For Chapter 7 filers, a discharge is generally ordered within a few months of initiation of the automatic stay. However, it takes longer to complete a Chapter 13 bankruptcy case than a Chapter 7 bankruptcy case.
A Chapter 13 discharge takes years to obtain
One of the biggest differences between a Chapter 13 bankruptcy and a Chapter 7 bankruptcy is the repayment plan involved in a Chapter 13 filing. You don’t have to sell off or liquidate your assets in a Chapter 13 case because you, instead, have to make several years of payments to your unsecured creditors before a discharge will be granted.
The way you structure your repayment plan will be the deciding factor in how long it takes to secure your discharge. Many people filing will need to make three years of payments on their unsecured debts. However, the courts may require up to five years of payments prior to discharge in some cases. During those years, you will have to commit nearly all of your disposable income to payments on your debts before the court will discharge the remaining balance.
Although you may wait longer for your discharge, you may maintain a more amicable relationship with the creditors involved because you’ll be making payments on the debts prior to discharge. You may also be able to preserve more of your personal property than you might in a Chapter 7 filing. For many people worried about preserving their property or balancing their budgets, a Chapter 13 filing is the best option even if they qualify for Chapter 7 relief.

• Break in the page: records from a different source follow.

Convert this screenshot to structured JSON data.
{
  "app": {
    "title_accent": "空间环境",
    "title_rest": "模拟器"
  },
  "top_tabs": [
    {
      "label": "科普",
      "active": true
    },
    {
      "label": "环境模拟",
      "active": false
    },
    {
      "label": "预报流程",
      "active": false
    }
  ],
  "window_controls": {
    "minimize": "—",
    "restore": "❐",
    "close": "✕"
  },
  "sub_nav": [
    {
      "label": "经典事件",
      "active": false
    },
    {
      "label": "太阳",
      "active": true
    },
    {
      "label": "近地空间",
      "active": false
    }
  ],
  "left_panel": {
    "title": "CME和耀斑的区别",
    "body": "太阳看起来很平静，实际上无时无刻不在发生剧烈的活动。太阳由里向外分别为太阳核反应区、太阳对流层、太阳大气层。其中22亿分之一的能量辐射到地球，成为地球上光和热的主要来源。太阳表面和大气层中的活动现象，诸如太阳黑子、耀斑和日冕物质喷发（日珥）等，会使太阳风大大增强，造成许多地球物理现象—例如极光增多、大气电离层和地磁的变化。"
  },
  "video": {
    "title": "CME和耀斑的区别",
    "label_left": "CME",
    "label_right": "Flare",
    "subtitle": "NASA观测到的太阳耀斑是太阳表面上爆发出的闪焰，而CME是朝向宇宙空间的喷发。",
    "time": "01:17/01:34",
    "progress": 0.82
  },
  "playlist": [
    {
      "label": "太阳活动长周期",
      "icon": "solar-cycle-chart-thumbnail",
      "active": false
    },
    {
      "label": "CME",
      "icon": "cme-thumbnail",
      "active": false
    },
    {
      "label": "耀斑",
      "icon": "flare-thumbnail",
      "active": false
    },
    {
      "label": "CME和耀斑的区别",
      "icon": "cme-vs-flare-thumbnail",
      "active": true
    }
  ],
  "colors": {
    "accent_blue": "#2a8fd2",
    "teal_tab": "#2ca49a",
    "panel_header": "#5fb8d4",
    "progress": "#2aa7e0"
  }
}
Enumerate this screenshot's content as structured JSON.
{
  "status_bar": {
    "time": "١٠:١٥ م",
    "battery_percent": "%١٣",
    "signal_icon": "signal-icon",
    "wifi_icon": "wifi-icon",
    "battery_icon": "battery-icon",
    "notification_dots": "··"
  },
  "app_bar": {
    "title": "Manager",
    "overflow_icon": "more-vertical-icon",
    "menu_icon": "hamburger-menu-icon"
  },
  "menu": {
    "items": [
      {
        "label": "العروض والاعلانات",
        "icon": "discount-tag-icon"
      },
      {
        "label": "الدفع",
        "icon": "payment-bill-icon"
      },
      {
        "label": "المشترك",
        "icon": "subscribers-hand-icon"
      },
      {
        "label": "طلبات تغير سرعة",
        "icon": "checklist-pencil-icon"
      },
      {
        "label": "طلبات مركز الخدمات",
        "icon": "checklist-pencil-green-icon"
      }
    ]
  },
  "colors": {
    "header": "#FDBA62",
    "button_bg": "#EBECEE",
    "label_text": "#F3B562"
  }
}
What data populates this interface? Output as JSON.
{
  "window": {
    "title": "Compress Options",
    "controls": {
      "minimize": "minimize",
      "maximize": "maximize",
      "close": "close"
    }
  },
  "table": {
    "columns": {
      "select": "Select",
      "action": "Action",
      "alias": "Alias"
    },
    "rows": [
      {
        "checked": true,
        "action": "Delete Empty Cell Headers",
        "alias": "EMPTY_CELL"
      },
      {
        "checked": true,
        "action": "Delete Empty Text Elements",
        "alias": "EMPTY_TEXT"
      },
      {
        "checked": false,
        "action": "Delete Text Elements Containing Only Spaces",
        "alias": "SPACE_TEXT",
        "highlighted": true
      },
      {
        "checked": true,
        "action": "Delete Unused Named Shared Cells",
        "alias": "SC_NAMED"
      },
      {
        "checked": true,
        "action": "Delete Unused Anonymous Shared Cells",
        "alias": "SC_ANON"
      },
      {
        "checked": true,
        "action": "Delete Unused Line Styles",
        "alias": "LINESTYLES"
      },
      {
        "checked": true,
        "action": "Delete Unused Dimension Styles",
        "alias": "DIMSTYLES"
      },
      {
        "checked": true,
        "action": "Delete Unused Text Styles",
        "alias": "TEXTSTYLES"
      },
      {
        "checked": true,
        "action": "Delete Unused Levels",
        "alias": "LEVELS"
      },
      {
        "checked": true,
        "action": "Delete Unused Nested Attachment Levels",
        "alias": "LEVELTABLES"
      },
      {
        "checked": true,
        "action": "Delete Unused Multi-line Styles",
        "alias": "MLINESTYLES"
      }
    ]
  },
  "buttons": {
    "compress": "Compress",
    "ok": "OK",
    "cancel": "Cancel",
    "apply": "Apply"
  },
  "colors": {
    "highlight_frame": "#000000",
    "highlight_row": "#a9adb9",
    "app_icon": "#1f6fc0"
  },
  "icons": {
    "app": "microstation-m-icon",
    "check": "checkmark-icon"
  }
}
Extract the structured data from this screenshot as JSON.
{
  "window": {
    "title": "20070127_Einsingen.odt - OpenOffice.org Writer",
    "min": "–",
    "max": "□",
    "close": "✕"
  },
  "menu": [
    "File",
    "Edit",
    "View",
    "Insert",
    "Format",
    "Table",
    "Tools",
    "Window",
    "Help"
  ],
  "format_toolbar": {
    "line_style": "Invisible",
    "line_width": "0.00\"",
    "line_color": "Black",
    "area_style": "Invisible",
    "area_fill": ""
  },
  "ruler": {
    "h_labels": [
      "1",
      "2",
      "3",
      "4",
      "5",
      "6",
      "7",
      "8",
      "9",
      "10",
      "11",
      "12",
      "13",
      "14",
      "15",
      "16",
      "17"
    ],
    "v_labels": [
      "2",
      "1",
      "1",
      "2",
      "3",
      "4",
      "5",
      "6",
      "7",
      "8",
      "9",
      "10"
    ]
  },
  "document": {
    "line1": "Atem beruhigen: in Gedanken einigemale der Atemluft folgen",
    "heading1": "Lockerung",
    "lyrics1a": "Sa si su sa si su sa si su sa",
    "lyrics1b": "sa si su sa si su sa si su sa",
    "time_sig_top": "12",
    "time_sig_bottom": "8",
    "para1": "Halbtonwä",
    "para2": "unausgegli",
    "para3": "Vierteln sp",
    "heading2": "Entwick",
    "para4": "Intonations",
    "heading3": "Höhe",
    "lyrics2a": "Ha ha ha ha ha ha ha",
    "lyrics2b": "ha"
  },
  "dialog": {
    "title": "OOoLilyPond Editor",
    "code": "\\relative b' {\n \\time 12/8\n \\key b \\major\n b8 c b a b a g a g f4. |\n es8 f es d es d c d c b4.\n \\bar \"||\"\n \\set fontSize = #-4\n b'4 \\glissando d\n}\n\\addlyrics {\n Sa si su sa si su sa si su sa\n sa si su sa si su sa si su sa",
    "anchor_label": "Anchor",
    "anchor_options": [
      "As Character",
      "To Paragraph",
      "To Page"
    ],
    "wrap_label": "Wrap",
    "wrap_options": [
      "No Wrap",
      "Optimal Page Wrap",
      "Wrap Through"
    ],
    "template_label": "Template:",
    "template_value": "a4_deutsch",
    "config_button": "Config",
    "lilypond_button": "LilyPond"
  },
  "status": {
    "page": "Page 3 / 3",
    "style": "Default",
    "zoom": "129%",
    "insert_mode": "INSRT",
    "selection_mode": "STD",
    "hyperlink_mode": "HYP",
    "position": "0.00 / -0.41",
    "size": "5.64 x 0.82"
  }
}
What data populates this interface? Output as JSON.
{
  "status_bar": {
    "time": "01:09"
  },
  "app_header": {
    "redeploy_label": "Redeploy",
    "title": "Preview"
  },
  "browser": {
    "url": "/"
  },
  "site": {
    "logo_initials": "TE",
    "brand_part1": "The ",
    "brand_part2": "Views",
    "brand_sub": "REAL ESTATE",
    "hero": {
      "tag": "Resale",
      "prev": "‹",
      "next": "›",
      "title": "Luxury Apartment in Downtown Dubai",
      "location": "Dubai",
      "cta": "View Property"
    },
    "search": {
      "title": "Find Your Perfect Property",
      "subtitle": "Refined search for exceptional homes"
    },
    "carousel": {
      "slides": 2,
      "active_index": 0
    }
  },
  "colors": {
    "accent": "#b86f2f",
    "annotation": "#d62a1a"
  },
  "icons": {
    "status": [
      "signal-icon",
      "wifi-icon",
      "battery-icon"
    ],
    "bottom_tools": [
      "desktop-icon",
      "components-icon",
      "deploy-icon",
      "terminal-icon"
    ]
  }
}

While you may need to wait several years for your discharge, the collection activity you’re facing will halt after you file, provided that you remain in compliance with the repayment plan. Educating yourself about the rules that apply to Chapter 13 bankruptcies can help you determine the best solution for your current financial struggles.